Emilie - profile photo (undated)
Emilie - profile photo (undated)
zdroj: archiv pamětnice

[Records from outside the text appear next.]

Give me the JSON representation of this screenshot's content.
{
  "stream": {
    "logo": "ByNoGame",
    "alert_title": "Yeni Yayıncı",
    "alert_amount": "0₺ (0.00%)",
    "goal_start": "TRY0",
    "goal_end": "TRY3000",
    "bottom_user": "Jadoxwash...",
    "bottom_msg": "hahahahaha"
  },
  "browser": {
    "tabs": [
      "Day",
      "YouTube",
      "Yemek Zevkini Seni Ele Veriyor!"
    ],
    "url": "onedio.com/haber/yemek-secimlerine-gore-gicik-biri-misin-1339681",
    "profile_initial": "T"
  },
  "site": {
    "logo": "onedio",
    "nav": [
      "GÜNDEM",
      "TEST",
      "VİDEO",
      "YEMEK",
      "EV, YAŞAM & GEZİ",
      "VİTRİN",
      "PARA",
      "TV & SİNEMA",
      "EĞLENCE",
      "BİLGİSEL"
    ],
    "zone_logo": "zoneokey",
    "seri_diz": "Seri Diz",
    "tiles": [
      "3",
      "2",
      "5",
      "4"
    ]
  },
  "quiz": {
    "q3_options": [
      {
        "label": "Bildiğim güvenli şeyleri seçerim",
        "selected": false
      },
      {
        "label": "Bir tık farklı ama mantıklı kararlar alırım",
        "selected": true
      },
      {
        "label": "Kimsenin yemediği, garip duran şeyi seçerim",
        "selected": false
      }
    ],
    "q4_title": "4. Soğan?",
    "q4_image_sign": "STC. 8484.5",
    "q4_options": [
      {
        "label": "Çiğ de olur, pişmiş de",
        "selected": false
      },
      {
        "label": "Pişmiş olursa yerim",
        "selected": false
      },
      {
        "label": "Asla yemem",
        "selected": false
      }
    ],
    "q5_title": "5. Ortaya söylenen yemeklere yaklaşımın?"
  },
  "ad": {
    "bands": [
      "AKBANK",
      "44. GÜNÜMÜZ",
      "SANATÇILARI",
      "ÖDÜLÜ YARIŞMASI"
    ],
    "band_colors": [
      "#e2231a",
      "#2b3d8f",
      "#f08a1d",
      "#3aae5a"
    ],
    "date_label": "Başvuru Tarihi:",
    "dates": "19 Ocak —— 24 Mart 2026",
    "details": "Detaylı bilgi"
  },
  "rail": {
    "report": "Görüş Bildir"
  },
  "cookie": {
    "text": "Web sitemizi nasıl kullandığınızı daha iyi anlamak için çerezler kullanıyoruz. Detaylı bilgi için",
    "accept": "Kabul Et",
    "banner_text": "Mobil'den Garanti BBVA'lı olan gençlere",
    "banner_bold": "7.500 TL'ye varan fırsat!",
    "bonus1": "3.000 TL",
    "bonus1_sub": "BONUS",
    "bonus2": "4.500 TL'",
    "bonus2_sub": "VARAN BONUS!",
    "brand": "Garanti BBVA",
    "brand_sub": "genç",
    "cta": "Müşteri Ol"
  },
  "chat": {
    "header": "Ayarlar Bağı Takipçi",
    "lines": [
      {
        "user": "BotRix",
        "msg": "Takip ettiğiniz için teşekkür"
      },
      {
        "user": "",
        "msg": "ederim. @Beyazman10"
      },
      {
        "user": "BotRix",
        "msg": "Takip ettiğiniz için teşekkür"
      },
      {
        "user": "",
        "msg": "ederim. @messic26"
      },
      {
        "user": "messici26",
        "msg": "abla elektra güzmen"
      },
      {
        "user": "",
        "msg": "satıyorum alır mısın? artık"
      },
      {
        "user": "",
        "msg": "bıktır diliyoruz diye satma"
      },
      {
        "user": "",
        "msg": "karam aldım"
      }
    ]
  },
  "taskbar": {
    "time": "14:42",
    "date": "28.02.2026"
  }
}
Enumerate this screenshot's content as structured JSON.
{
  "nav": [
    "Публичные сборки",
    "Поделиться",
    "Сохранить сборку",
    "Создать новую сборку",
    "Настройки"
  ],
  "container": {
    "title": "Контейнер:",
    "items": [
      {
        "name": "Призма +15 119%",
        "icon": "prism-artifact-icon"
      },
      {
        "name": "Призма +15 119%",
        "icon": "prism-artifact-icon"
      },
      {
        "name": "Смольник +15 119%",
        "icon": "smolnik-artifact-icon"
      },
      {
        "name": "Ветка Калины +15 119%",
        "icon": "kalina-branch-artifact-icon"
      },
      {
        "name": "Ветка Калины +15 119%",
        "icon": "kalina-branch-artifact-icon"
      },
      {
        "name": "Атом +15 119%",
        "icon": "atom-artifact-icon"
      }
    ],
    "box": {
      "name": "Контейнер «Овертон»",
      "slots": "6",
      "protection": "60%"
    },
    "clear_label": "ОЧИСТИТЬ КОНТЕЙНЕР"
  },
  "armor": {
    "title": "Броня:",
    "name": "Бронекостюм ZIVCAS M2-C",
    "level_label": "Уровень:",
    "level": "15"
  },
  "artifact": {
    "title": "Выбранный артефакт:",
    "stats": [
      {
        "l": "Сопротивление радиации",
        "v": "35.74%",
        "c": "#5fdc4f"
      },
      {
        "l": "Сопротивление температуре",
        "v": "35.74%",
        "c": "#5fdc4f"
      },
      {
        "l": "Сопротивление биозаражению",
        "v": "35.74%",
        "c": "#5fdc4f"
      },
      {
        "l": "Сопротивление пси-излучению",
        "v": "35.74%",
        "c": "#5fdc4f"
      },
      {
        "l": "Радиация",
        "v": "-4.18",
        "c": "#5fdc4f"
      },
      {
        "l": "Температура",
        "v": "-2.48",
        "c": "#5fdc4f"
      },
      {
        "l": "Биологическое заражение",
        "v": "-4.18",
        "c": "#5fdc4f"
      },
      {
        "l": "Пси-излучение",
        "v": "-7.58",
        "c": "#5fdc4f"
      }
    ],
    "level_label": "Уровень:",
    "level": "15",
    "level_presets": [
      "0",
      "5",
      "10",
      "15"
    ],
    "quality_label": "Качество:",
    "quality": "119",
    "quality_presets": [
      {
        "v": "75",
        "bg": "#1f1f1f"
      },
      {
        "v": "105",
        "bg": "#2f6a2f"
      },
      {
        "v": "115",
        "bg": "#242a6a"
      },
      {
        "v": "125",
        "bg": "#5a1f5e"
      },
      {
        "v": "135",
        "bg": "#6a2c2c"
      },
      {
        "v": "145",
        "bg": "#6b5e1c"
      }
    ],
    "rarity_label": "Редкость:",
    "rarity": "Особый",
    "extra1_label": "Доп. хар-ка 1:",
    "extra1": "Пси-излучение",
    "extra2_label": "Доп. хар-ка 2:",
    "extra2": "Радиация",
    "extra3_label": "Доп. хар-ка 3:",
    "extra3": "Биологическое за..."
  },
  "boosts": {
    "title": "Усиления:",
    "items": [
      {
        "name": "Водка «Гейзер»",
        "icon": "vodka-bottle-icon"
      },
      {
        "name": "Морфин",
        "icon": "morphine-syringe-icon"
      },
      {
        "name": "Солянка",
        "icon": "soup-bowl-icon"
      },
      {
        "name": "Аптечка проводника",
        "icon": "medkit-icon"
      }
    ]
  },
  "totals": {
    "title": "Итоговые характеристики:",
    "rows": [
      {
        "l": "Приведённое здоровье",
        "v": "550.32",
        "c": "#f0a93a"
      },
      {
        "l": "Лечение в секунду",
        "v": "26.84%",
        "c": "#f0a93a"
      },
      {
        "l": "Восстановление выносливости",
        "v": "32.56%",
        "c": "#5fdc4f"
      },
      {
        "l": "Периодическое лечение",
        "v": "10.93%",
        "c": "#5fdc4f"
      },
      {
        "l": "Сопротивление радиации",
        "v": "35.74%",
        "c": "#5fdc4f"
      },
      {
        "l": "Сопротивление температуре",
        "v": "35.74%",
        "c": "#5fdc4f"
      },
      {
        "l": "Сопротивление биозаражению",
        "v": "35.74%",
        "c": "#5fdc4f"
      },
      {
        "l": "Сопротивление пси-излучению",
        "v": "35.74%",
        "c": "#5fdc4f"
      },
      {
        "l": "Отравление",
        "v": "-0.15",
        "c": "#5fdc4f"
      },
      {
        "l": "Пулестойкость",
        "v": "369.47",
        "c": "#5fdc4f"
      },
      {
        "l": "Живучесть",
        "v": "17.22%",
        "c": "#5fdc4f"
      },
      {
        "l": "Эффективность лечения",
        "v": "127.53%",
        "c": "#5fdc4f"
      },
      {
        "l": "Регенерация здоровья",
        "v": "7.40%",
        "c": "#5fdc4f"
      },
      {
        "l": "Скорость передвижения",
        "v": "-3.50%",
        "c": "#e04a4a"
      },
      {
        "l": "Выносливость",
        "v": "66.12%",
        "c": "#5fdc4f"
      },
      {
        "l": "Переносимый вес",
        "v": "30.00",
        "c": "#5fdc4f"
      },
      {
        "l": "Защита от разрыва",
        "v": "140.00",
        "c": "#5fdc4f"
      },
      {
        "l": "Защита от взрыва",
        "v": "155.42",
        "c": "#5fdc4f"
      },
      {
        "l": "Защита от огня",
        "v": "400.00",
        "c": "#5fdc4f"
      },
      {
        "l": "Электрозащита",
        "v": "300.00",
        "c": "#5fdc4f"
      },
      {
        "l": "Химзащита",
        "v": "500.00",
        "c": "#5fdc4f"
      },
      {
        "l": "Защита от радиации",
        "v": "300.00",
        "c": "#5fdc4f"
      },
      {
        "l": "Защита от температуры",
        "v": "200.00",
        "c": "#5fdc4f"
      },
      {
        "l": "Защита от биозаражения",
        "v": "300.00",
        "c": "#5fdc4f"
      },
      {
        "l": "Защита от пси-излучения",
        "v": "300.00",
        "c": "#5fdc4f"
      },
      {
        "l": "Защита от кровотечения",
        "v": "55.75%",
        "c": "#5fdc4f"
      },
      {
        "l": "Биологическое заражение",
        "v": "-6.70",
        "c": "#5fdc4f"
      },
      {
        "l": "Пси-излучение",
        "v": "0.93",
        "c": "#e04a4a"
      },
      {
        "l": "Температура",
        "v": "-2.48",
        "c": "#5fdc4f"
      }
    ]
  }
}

Emilie Novoměstská was born on January 30, 1926 into a middle class farmer‘s family of Mr. and Mrs. Müller in Lovčice in the Kyjov region. After completing the elementary and higher elementary school she started working on her parents‘ farm as the only one of their children. In 1942 she became involved in the resistance activity when she was carrying milk to the rectory in Ždánice which served as a hiding place for paratroopers. Her father‘s brother Josef Müller was shot to death in the same year. The Nazis confiscated the family‘s property. Emilie became active in the life of the village after the end of the Second World War: she worked on the farm and during winter she attended the school of economics in Kyjov. In 1949 she married Bernard Novoměstský and they raised two children. Around 1958 she lost the farm, which was confiscated by communists, and she began working on a state-owned farm. Her husband unexpectedly died in 1964 and she remained alone. Now she lives in Lovčice, surrounded by her grandchildren and great-grandchildren.